Within a year of launching Ella’s Kitchen from the comfort of his home near Henley-on-Thames in 2006, he was on the shelves of every major supermarket; and after 18 months, while still a one-man band, had £1m turnover. Today, the company has a presence in more than 40 countries with a £77m turnover and four years ago Paul sold it to the American brand Hain Celestial for £83m, though he remains chairman. His business card lists his job title as “Ella’s dad.”

Digital agency Sleeping Giant Media replaced the traditional meeting room with a ball pool

Since selling, PAul’s been busy working on a number of programmes encouraging ethical business practices as well as writing a book called Little Wins, The Huge Power of Thinking Like a Toddler. In it he urges us, in the same way we had to grow up as children, to grow down. “Growing down is about changing the way you think to become more open, curious and creative. It’s about changing the way you explore your surroundings and relate to the people around you. Try going a different way to work or look at the trees differently. Take yourself on a journey similar to the one you undertook as a toddler when you first learned to smile, walk, talk and play.”    

Lindley won’t hire someone unless they can demonstrate that they’re capable of thinking and acting like a child, a concept supported by Sir Richard Branson. When asked to give an example in his own company of a less creative department showing such ability, Paul laughs and cites how payroll have written “from our piggy bank to yours” on staff wage slips. 

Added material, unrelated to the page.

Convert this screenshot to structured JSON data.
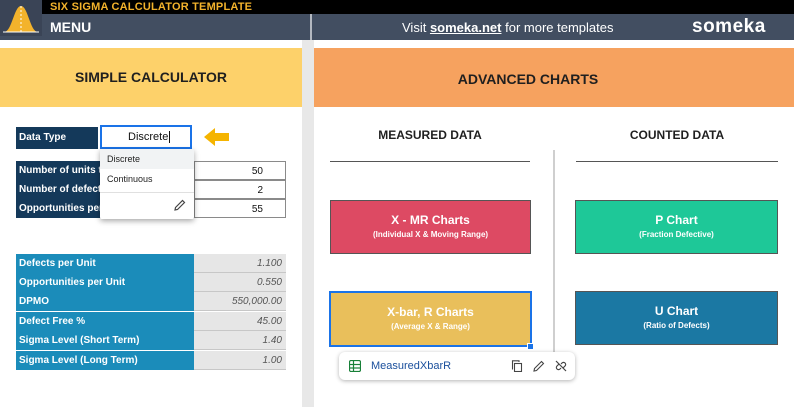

Darya Zabelina, a cognitive neuroscientist at the University of Colorado, Boulder, says: “Our creativity is boosted by anything that allows time for play and wonder.” She’s co-authored a study in which undergraduates who were told to imagine they were seven-year-olds responded far more inventively to the Torrance Test of creative thinking, than those who remained in their adult mindset. “When we’re having fun our mind isn’t locked onto something specific, allowing our brain to see different things and make new associations.”

Some businesses prize innovative thought and invest in seemingly frivolous equipment like giant slides and ping pong tables. At digital marketing agency Sleeping Giant Media in Kent, there’s a Lego wall, a games room and instead of meeting in a boardroom, staff and clients are encouraged to plunge into a neck-high pit of colourful plastic balls.

“Everyone has that inner child within them but sometimes it’s drilled out of us, particularly in traditional workplace environments,” says Luke Quilter, the company’s chief executive and co-founder. “We embrace that here and try to remember what it’s like to have fun. By having fun, everyone becomes more creative.”

In eight years Quilter and his business partner Anthony Klokkou have taken their agency from his parents’ dining table to a company with 40 staff and an annual turnover of £1.6m.

Bosses beware. Children, it seems, have the midas touch.